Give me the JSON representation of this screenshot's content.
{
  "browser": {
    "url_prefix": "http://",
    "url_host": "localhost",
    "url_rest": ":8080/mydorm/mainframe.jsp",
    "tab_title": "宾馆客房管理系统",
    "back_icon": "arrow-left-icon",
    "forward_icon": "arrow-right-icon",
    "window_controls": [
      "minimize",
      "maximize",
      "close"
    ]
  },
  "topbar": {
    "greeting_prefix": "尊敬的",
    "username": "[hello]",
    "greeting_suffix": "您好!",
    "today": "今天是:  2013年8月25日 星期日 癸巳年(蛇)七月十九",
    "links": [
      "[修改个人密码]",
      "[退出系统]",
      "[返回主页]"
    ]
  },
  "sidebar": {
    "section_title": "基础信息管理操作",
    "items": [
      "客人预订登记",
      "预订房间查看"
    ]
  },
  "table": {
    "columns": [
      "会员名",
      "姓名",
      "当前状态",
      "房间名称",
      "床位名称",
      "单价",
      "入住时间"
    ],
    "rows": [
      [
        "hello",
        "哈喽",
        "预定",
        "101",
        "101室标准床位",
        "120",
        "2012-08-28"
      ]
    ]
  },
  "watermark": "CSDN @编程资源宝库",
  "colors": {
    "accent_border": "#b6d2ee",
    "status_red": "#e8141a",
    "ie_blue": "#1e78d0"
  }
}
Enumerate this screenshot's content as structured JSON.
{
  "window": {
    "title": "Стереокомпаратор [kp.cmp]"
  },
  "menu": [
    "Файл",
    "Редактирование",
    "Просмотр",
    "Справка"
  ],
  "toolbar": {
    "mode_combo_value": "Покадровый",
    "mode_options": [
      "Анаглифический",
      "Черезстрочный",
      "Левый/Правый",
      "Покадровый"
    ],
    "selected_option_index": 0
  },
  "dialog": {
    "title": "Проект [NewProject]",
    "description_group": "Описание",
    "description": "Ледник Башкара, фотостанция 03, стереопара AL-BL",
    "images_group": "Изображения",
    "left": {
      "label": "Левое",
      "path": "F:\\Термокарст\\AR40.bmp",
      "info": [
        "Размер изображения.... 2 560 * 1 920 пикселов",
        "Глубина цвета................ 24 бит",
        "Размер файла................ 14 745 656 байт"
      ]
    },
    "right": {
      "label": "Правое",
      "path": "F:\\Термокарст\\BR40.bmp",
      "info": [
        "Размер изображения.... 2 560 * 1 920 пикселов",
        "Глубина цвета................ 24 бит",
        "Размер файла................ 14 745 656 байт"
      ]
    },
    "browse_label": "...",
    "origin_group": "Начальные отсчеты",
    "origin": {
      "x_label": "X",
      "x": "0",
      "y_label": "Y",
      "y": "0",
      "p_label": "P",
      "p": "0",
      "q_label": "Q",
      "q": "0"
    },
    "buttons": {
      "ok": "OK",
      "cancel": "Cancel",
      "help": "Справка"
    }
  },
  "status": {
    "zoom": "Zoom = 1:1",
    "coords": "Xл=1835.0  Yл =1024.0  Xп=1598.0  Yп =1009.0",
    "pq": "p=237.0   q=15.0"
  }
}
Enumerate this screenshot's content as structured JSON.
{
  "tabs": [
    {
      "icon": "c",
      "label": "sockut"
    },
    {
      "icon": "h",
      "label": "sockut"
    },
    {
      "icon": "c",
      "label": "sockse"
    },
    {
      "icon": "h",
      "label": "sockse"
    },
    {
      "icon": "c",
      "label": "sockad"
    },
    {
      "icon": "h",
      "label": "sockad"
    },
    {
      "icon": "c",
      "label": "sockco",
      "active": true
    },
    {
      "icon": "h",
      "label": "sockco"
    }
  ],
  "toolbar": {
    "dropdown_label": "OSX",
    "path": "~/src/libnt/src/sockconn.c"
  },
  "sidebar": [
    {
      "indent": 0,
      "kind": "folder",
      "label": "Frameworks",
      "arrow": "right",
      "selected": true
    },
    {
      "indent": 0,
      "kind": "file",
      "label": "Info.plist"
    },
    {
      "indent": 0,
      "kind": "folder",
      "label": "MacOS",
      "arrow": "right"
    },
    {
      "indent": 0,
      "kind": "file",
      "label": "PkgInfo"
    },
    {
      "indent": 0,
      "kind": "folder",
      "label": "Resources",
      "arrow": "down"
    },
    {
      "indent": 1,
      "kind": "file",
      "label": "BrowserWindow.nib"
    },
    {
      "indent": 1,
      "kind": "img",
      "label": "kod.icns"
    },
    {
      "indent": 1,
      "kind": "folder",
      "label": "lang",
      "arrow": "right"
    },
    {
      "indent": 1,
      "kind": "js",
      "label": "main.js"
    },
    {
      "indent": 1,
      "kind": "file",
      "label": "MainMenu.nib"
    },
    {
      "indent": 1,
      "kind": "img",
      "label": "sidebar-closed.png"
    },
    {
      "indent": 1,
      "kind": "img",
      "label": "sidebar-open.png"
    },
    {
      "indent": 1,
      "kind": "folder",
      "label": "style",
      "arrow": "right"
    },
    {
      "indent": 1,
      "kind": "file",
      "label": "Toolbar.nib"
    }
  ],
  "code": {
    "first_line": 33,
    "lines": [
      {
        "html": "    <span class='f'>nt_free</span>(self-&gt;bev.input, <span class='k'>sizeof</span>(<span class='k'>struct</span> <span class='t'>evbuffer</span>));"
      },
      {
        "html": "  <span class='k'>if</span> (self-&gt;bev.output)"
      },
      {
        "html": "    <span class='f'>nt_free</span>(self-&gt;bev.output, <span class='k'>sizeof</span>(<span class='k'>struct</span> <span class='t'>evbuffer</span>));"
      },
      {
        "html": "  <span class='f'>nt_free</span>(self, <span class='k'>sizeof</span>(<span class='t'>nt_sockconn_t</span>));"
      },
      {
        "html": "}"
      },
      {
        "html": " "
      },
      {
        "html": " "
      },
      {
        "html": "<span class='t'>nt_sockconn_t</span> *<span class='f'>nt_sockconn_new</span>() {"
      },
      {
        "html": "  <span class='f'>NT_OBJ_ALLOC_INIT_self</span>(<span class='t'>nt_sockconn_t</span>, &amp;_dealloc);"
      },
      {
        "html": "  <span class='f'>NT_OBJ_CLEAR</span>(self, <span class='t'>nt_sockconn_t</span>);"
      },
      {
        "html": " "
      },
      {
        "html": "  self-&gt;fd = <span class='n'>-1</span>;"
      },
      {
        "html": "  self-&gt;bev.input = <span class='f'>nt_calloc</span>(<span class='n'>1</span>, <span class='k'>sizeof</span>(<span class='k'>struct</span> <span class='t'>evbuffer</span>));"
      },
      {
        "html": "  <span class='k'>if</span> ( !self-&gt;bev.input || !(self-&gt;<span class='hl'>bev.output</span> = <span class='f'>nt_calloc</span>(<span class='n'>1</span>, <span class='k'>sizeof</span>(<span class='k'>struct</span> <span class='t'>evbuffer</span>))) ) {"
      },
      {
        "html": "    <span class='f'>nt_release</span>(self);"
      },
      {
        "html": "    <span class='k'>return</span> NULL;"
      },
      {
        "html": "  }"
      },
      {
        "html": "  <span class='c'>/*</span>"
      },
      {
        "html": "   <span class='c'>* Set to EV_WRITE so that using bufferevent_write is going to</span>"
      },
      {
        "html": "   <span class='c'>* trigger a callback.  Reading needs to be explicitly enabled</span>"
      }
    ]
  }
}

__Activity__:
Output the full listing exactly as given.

__Answer area__:
Give me the JSON representation of this screenshot's content.
{
  "browser": {
    "url_prefix": "http://",
    "url_host": "localhost",
    "url_rest": ":8080/mydorm/mainframe.jsp",
    "tab_title": "宾馆客房管理系统",
    "back_icon": "arrow-left-icon",
    "forward_icon": "arrow-right-icon",
    "window_controls": [
      "minimize",
      "maximize",
      "close"
    ]
  },
  "topbar": {
    "greeting_prefix": "尊敬的",
    "username": "[hello]",
    "greeting_suffix": "您好!",
    "today": "今天是:  2013年8月25日 星期日 癸巳年(蛇)七月十九",
    "links": [
      "[修改个人密码]",
      "[退出系统]",
      "[返回主页]"
    ]
  },
  "sidebar": {
    "section_title": "基础信息管理操作",
    "items": [
      "客人预订登记",
      "预订房间查看"
    ]
  },
  "table": {
    "columns": [
      "会员名",
      "姓名",
      "当前状态",
      "房间名称",
      "床位名称",
      "单价",
      "入住时间"
    ],
    "rows": [
      [
        "hello",
        "哈喽",
        "预定",
        "101",
        "101室标准床位",
        "120",
        "2012-08-28"
      ]
    ]
  },
  "watermark": "CSDN @编程资源宝库",
  "colors": {
    "accent_border": "#b6d2ee",
    "status_red": "#e8141a",
    "ie_blue": "#1e78d0"
  }
}
Enumerate this screenshot's content as structured JSON.
{
  "window": {
    "title": "Стереокомпаратор [kp.cmp]"
  },
  "menu": [
    "Файл",
    "Редактирование",
    "Просмотр",
    "Справка"
  ],
  "toolbar": {
    "mode_combo_value": "Покадровый",
    "mode_options": [
      "Анаглифический",
      "Черезстрочный",
      "Левый/Правый",
      "Покадровый"
    ],
    "selected_option_index": 0
  },
  "dialog": {
    "title": "Проект [NewProject]",
    "description_group": "Описание",
    "description": "Ледник Башкара, фотостанция 03, стереопара AL-BL",
    "images_group": "Изображения",
    "left": {
      "label": "Левое",
      "path": "F:\\Термокарст\\AR40.bmp",
      "info": [
        "Размер изображения.... 2 560 * 1 920 пикселов",
        "Глубина цвета................ 24 бит",
        "Размер файла................ 14 745 656 байт"
      ]
    },
    "right": {
      "label": "Правое",
      "path": "F:\\Термокарст\\BR40.bmp",
      "info": [
        "Размер изображения.... 2 560 * 1 920 пикселов",
        "Глубина цвета................ 24 бит",
        "Размер файла................ 14 745 656 байт"
      ]
    },
    "browse_label": "...",
    "origin_group": "Начальные отсчеты",
    "origin": {
      "x_label": "X",
      "x": "0",
      "y_label": "Y",
      "y": "0",
      "p_label": "P",
      "p": "0",
      "q_label": "Q",
      "q": "0"
    },
    "buttons": {
      "ok": "OK",
      "cancel": "Cancel",
      "help": "Справка"
    }
  },
  "status": {
    "zoom": "Zoom = 1:1",
    "coords": "Xл=1835.0  Yл =1024.0  Xп=1598.0  Yп =1009.0",
    "pq": "p=237.0   q=15.0"
  }
}
Enumerate this screenshot's content as structured JSON.
{
  "tabs": [
    {
      "icon": "c",
      "label": "sockut"
    },
    {
      "icon": "h",
      "label": "sockut"
    },
    {
      "icon": "c",
      "label": "sockse"
    },
    {
      "icon": "h",
      "label": "sockse"
    },
    {
      "icon": "c",
      "label": "sockad"
    },
    {
      "icon": "h",
      "label": "sockad"
    },
    {
      "icon": "c",
      "label": "sockco",
      "active": true
    },
    {
      "icon": "h",
      "label": "sockco"
    }
  ],
  "toolbar": {
    "dropdown_label": "OSX",
    "path": "~/src/libnt/src/sockconn.c"
  },
  "sidebar": [
    {
      "indent": 0,
      "kind": "folder",
      "label": "Frameworks",
      "arrow": "right",
      "selected": true
    },
    {
      "indent": 0,
      "kind": "file",
      "label": "Info.plist"
    },
    {
      "indent": 0,
      "kind": "folder",
      "label": "MacOS",
      "arrow": "right"
    },
    {
      "indent": 0,
      "kind": "file",
      "label": "PkgInfo"
    },
    {
      "indent": 0,
      "kind": "folder",
      "label": "Resources",
      "arrow": "down"
    },
    {
      "indent": 1,
      "kind": "file",
      "label": "BrowserWindow.nib"
    },
    {
      "indent": 1,
      "kind": "img",
      "label": "kod.icns"
    },
    {
      "indent": 1,
      "kind": "folder",
      "label": "lang",
      "arrow": "right"
    },
    {
      "indent": 1,
      "kind": "js",
      "label": "main.js"
    },
    {
      "indent": 1,
      "kind": "file",
      "label": "MainMenu.nib"
    },
    {
      "indent": 1,
      "kind": "img",
      "label": "sidebar-closed.png"
    },
    {
      "indent": 1,
      "kind": "img",
      "label": "sidebar-open.png"
    },
    {
      "indent": 1,
      "kind": "folder",
      "label": "style",
      "arrow": "right"
    },
    {
      "indent": 1,
      "kind": "file",
      "label": "Toolbar.nib"
    }
  ],
  "code": {
    "first_line": 33,
    "lines": [
      {
        "html": "    <span class='f'>nt_free</span>(self-&gt;bev.input, <span class='k'>sizeof</span>(<span class='k'>struct</span> <span class='t'>evbuffer</span>));"
      },
      {
        "html": "  <span class='k'>if</span> (self-&gt;bev.output)"
      },
      {
        "html": "    <span class='f'>nt_free</span>(self-&gt;bev.output, <span class='k'>sizeof</span>(<span class='k'>struct</span> <span class='t'>evbuffer</span>));"
      },
      {
        "html": "  <span class='f'>nt_free</span>(self, <span class='k'>sizeof</span>(<span class='t'>nt_sockconn_t</span>));"
      },
      {
        "html": "}"
      },
      {
        "html": " "
      },
      {
        "html": " "
      },
      {
        "html": "<span class='t'>nt_sockconn_t</span> *<span class='f'>nt_sockconn_new</span>() {"
      },
      {
        "html": "  <span class='f'>NT_OBJ_ALLOC_INIT_self</span>(<span class='t'>nt_sockconn_t</span>, &amp;_dealloc);"
      },
      {
        "html": "  <span class='f'>NT_OBJ_CLEAR</span>(self, <span class='t'>nt_sockconn_t</span>);"
      },
      {
        "html": " "
      },
      {
        "html": "  self-&gt;fd = <span class='n'>-1</span>;"
      },
      {
        "html": "  self-&gt;bev.input = <span class='f'>nt_calloc</span>(<span class='n'>1</span>, <span class='k'>sizeof</span>(<span class='k'>struct</span> <span class='t'>evbuffer</span>));"
      },
      {
        "html": "  <span class='k'>if</span> ( !self-&gt;bev.input || !(self-&gt;<span class='hl'>bev.output</span> = <span class='f'>nt_calloc</span>(<span class='n'>1</span>, <span class='k'>sizeof</span>(<span class='k'>struct</span> <span class='t'>evbuffer</span>))) ) {"
      },
      {
        "html": "    <span class='f'>nt_release</span>(self);"
      },
      {
        "html": "    <span class='k'>return</span> NULL;"
      },
      {
        "html": "  }"
      },
      {
        "html": "  <span class='c'>/*</span>"
      },
      {
        "html": "   <span class='c'>* Set to EV_WRITE so that using bufferevent_write is going to</span>"
      },
      {
        "html": "   <span class='c'>* trigger a callback.  Reading needs to be explicitly enabled</span>"
      }
    ]
  }
}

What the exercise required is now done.